Each member of Hess is a true virtuoso in their own right which enables the band to develop musical ideas to the highest echelon. Melodic sensibilities are showcased on all 10 tracks with an intertwining of sheer musical bravado and unique vision. Opus 2 is an intense, melodic mix of intelligent, complex music that is never pretentious. Every note of every composition is placed in exactly the right place, no excessive guitar / drum wanking here, just perfectly constructed songs that take the listener to a unique destination. All tracks feature exceptional musicianship delivered with passion and sensitivity. For all you tone connoisseurs, the entire CD is chock full of superbly crafted musical tones in a nicely produced very good sounding package. Read more.
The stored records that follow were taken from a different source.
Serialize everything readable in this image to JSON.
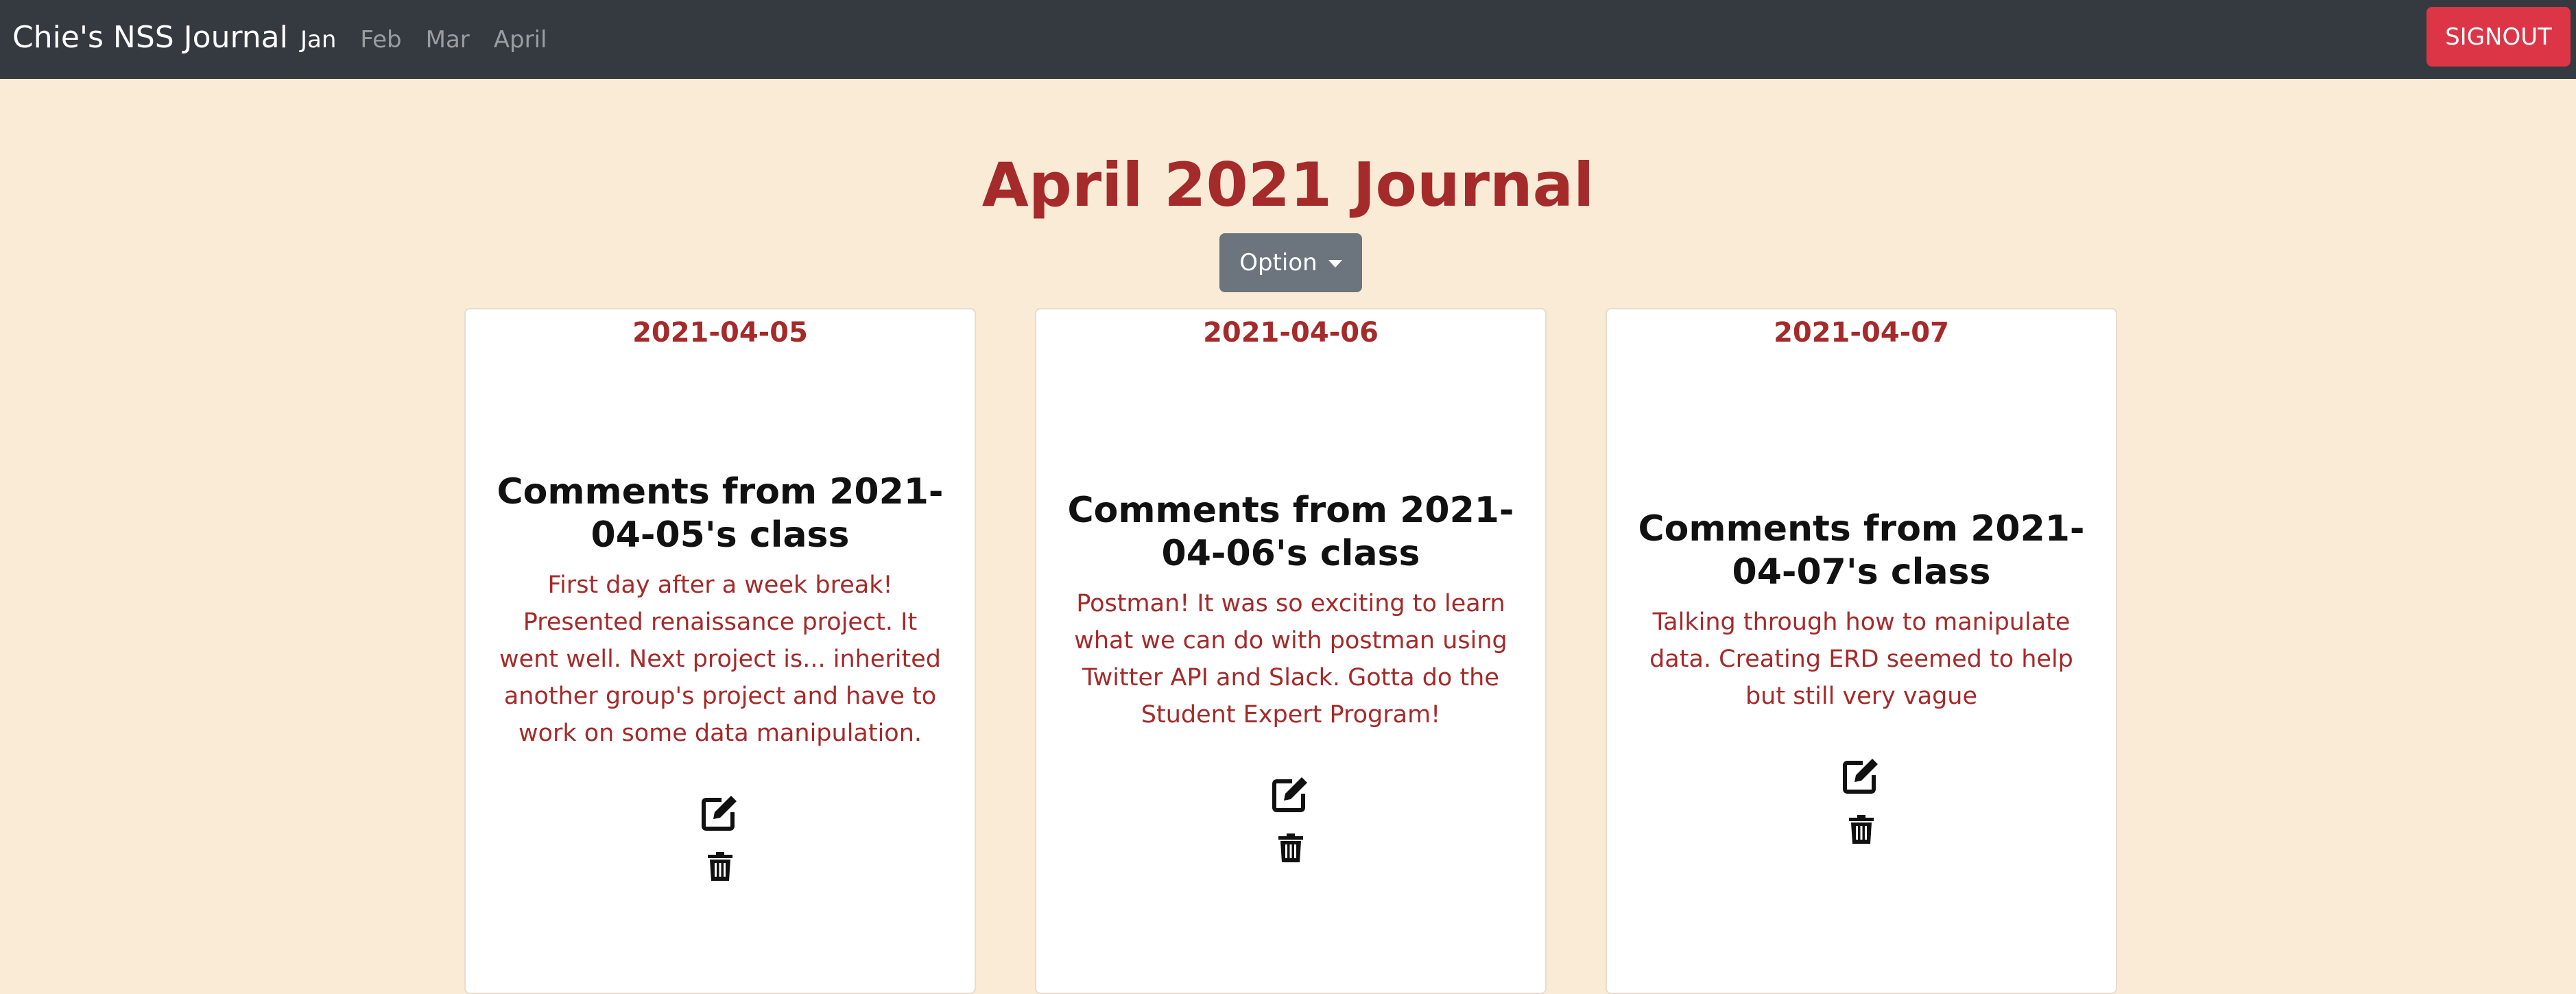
{
  "navbar": {
    "brand": "Chie's NSS Journal",
    "links": [
      "Jan",
      "Feb",
      "Mar",
      "April"
    ],
    "active_link": "Jan",
    "signout_label": "SIGNOUT"
  },
  "main": {
    "title": "April 2021 Journal",
    "option_label": "Option"
  },
  "cards": [
    {
      "date": "2021-04-05",
      "title": "Comments from 2021-04-05's class",
      "text": "First day after a week break! Presented renaissance project. It went well. Next project is... inherited another group's project and have to work on some data manipulation."
    },
    {
      "date": "2021-04-06",
      "title": "Comments from 2021-04-06's class",
      "text": "Postman! It was so exciting to learn what we can do with postman using Twitter API and Slack. Gotta do the Student Expert Program!"
    },
    {
      "date": "2021-04-07",
      "title": "Comments from 2021-04-07's class",
      "text": "Talking through how to manipulate data. Creating ERD seemed to help but still very vague"
    }
  ],
  "icons": {
    "edit": "edit-icon",
    "delete": "trash-icon"
  },
  "colors": {
    "background": "#faebd7",
    "navbar": "#343a40",
    "accent": "#a52a2a",
    "signout": "#dc3545",
    "option": "#6c757d"
  }
}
Opus 2, the long awaited follow-up to Hess’s highly acclaimed Opus 1 is finally here. Opus 2 features a slightly altered line-up with Scott Hess taking over the drum throne and Mark Carozza handling bass duties. As with Opus 1, Hess features both Tom Hess and Mike Walsh playing guitar. Both are indisputable electric guitar virtuosos with a style and tone all of their own.
'Hess' is also a very well educated band, so it would seem, they have 6 music degrees between them! They play progressive, instrumental, neo-classical metal/shred, with lots of melody, emotion, and excellent backing musicians and orchestrations. Hess’s influences vary from Baroque and Romantic composers like Bach and Chopin to neo-classical shredders such as Yngwie Malmsteen, Jason Becker and Marty Friedman, to the progressive metal giants known as Dream Theater. See the rest of the review here.
What I really enjoy about Hess' songs, is the fact that the music comes first, performance is a side benefit to the bands intricate writing style, which is primarily based around classical music, something that has surely been done before, but Hess has found not only a unique approach to present this style of music, but have the extreme musical competence to execute the many carefully calculated changes, measures and harmonic intervals in a way that is seamless and precise. Read the rest of the Proggnosis review here.